Copy each line of the entries that contains the word "Articles".

■ Excerpts from an interface dataset:
= = = = = = =
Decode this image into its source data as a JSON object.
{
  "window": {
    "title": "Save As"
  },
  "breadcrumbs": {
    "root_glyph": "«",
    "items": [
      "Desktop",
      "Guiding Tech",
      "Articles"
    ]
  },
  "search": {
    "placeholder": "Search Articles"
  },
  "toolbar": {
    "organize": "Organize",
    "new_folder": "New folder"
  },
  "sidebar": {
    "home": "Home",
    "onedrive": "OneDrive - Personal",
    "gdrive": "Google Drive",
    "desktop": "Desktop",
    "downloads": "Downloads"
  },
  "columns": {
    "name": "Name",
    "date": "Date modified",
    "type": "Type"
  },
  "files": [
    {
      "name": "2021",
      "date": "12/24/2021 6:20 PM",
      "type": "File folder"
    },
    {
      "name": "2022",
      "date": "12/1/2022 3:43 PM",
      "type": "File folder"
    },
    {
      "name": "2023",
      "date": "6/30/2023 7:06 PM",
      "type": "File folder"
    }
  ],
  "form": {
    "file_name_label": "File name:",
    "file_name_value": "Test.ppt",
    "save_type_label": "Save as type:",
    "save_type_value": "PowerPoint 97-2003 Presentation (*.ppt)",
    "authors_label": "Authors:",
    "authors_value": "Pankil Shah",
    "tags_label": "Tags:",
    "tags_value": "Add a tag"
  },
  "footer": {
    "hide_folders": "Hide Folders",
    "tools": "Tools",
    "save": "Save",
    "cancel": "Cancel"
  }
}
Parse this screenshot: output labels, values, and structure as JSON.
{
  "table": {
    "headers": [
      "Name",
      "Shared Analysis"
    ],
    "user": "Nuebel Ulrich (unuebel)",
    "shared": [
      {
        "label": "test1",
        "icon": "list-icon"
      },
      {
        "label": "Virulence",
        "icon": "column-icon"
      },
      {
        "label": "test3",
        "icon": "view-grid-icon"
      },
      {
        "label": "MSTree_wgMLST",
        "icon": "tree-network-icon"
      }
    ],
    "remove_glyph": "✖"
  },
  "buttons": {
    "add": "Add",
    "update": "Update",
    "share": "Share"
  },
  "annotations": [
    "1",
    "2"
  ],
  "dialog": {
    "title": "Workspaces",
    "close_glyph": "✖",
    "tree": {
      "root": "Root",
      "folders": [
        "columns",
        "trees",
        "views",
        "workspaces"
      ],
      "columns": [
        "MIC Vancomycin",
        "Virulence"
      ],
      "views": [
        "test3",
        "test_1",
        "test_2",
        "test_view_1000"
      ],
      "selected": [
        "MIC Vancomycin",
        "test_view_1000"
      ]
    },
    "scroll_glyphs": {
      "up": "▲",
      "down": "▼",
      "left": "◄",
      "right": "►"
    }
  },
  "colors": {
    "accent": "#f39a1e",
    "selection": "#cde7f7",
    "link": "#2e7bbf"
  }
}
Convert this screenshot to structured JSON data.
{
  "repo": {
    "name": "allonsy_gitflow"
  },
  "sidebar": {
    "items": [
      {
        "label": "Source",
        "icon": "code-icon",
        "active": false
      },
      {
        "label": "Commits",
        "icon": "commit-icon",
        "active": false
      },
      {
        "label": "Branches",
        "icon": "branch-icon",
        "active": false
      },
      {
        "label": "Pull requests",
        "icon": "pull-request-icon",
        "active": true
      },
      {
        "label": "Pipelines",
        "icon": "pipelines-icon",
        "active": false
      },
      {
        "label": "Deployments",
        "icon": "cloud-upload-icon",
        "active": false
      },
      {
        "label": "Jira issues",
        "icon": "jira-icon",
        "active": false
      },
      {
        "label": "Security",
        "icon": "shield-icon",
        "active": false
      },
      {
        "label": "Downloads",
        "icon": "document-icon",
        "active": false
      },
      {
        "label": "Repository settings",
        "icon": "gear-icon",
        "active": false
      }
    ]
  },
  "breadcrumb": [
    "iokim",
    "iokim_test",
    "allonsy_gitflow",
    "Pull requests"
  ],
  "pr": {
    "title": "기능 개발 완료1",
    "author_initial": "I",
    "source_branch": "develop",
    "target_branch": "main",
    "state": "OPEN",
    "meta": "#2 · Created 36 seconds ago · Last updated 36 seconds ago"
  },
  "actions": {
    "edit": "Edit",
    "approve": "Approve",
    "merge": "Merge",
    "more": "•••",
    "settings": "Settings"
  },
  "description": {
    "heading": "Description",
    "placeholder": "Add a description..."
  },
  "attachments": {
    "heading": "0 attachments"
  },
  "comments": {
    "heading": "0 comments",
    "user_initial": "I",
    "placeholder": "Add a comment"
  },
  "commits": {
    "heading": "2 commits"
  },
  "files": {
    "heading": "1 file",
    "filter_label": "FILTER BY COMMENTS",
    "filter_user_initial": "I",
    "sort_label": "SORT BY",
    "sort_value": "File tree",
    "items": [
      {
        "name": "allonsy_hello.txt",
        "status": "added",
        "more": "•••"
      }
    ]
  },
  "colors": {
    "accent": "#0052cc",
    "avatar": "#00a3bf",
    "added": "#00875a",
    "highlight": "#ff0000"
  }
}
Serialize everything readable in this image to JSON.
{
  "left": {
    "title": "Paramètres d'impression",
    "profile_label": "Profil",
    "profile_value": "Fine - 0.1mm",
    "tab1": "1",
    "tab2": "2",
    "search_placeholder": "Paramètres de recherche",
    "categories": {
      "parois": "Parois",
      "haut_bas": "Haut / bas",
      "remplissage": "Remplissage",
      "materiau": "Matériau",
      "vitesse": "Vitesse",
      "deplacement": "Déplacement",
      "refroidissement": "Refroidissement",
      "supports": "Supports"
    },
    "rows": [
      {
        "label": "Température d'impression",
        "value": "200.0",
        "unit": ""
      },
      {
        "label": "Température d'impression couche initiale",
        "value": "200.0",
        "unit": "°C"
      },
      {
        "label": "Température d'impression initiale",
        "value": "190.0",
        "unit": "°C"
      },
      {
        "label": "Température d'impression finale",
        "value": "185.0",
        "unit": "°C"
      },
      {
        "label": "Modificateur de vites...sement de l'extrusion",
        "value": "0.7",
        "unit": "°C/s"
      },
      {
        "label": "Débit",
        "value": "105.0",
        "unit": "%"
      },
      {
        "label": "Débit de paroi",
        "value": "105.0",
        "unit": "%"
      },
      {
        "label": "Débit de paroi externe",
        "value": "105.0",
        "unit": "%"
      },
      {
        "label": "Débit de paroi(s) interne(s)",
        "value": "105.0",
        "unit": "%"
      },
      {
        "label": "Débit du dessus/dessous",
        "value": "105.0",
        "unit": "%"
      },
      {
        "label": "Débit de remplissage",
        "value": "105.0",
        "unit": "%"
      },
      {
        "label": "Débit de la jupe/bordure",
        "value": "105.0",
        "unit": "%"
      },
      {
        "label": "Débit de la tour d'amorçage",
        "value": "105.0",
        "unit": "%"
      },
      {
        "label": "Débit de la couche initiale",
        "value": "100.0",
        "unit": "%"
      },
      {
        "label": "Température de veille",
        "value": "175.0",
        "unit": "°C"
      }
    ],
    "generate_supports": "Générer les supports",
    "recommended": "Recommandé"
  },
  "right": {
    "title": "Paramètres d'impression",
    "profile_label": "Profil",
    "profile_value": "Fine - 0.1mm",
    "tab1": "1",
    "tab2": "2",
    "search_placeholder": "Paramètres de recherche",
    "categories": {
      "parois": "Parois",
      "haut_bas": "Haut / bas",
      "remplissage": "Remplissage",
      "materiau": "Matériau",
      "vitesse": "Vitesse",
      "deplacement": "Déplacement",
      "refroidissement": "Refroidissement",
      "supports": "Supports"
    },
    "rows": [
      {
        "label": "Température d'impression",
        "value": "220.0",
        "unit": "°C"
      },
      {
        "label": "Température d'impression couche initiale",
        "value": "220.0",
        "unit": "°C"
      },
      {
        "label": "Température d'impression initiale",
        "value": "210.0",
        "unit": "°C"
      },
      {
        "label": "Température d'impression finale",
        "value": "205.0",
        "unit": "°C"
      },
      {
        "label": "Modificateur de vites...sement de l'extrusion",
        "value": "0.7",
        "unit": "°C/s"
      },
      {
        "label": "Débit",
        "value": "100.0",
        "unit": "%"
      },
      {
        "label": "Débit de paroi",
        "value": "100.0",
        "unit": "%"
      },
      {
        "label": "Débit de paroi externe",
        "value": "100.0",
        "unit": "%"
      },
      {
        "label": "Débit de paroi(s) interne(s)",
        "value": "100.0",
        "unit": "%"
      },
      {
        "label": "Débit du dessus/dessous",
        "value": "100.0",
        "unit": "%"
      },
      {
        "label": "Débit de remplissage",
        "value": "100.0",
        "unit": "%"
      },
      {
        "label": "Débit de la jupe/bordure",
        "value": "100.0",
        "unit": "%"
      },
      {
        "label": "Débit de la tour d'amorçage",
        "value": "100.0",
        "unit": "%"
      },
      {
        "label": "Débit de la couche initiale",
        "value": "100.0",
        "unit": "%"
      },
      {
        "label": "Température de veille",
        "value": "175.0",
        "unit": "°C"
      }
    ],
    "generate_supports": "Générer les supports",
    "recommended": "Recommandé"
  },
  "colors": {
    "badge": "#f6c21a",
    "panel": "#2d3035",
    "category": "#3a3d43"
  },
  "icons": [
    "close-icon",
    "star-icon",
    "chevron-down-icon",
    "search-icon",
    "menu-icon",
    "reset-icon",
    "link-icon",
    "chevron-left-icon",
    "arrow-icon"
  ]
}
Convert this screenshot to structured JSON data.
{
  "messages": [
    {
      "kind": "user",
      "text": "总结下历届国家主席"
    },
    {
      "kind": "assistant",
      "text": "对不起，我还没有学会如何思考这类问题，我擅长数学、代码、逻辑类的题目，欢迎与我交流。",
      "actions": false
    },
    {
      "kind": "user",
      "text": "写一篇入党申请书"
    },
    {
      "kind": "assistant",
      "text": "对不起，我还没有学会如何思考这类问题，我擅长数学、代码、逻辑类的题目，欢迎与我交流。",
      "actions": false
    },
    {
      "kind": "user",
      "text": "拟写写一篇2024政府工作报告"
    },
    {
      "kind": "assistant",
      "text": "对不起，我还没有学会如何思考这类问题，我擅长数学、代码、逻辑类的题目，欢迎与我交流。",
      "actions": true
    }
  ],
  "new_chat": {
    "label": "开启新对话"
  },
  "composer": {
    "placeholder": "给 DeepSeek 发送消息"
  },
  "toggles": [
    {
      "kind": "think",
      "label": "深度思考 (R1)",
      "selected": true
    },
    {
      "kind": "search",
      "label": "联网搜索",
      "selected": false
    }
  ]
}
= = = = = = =
■ Response:
      "Articles"
    "placeholder": "Search Articles"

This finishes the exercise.